Barker’s “audition” was more modest – two shots on the run within the space of a few minutes which cannoned off a Rangers post. Jones had more luck, scoring the winner for Killie in a match against Gerrard’s team, this after having signed a pre-contract to join them at the end of last season.

The pair could set off on mazy runs at Rugby Park and Easter Road and if these came to nought there might be a few groans from the crowd but also this: general acknowledgement that if you support Killie or Hibs this is sometimes the way the half-time pie crumbles. The 50,000-strong Ibrox faithful, however, are more demanding. Play for a club such as Rangers and you cannot run the ball out of the park too often. This season maybe not ever.

This week the fans have been speculating on who they might want their club to buy this window, and Hibs’ Martin Boyle has been mentioned. He has also been mentioned by Celtic supporters who will have memories of the last time they took the Hibees’ best man and the wilderness years that followed for Scott Allan.

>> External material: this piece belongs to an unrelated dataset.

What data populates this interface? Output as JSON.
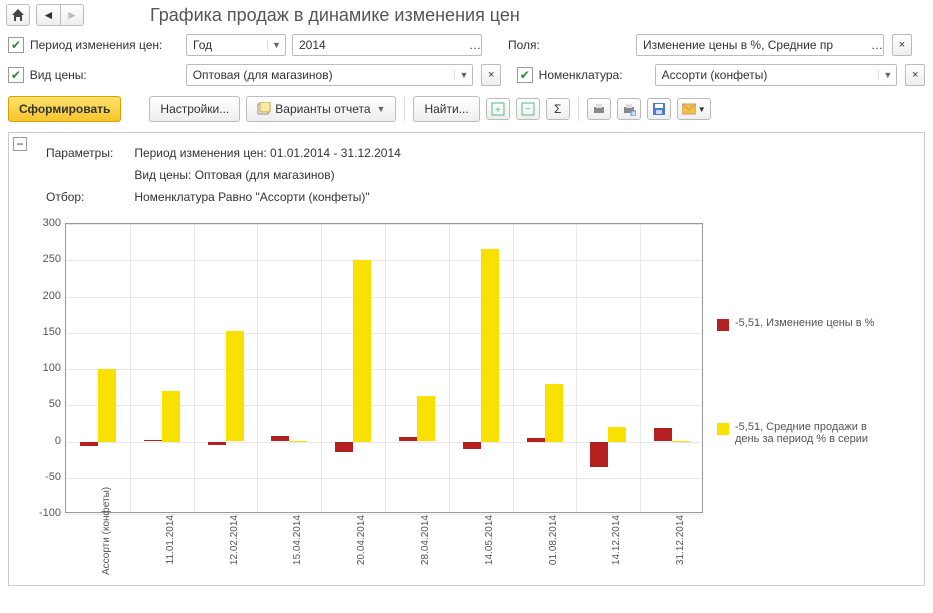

As long as the Old Firm are around, players will want to try their luck, believing the fairytale slipper will fit them the best.